**EXERCISE DESCRIPTION**
Each entry below has to be written out again without any change.

--- --- ---

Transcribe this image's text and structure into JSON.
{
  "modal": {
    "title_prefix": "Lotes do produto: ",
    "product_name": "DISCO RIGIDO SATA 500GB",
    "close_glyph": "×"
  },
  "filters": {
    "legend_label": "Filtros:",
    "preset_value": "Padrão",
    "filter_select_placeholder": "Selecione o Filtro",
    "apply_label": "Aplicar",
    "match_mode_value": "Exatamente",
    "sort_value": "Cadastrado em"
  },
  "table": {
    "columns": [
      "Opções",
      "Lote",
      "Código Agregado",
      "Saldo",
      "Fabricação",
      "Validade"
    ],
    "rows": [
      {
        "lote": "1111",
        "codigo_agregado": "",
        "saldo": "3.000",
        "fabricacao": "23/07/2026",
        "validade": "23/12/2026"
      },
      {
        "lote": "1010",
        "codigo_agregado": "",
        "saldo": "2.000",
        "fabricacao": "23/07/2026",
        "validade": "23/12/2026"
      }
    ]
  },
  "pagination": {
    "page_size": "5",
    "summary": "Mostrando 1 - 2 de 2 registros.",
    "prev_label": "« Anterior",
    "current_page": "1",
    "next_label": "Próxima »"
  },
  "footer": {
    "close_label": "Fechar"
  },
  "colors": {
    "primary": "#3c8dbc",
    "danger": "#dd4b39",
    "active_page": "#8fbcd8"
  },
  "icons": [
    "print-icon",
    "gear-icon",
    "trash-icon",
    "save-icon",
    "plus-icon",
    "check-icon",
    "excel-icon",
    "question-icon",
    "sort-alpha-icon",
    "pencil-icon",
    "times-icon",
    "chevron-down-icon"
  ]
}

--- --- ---

**TASK OUTPUT**
Transcribe this image's text and structure into JSON.
{
  "modal": {
    "title_prefix": "Lotes do produto: ",
    "product_name": "DISCO RIGIDO SATA 500GB",
    "close_glyph": "×"
  },
  "filters": {
    "legend_label": "Filtros:",
    "preset_value": "Padrão",
    "filter_select_placeholder": "Selecione o Filtro",
    "apply_label": "Aplicar",
    "match_mode_value": "Exatamente",
    "sort_value": "Cadastrado em"
  },
  "table": {
    "columns": [
      "Opções",
      "Lote",
      "Código Agregado",
      "Saldo",
      "Fabricação",
      "Validade"
    ],
    "rows": [
      {
        "lote": "1111",
        "codigo_agregado": "",
        "saldo": "3.000",
        "fabricacao": "23/07/2026",
        "validade": "23/12/2026"
      },
      {
        "lote": "1010",
        "codigo_agregado": "",
        "saldo": "2.000",
        "fabricacao": "23/07/2026",
        "validade": "23/12/2026"
      }
    ]
  },
  "pagination": {
    "page_size": "5",
    "summary": "Mostrando 1 - 2 de 2 registros.",
    "prev_label": "« Anterior",
    "current_page": "1",
    "next_label": "Próxima »"
  },
  "footer": {
    "close_label": "Fechar"
  },
  "colors": {
    "primary": "#3c8dbc",
    "danger": "#dd4b39",
    "active_page": "#8fbcd8"
  },
  "icons": [
    "print-icon",
    "gear-icon",
    "trash-icon",
    "save-icon",
    "plus-icon",
    "check-icon",
    "excel-icon",
    "question-icon",
    "sort-alpha-icon",
    "pencil-icon",
    "times-icon",
    "chevron-down-icon"
  ]
}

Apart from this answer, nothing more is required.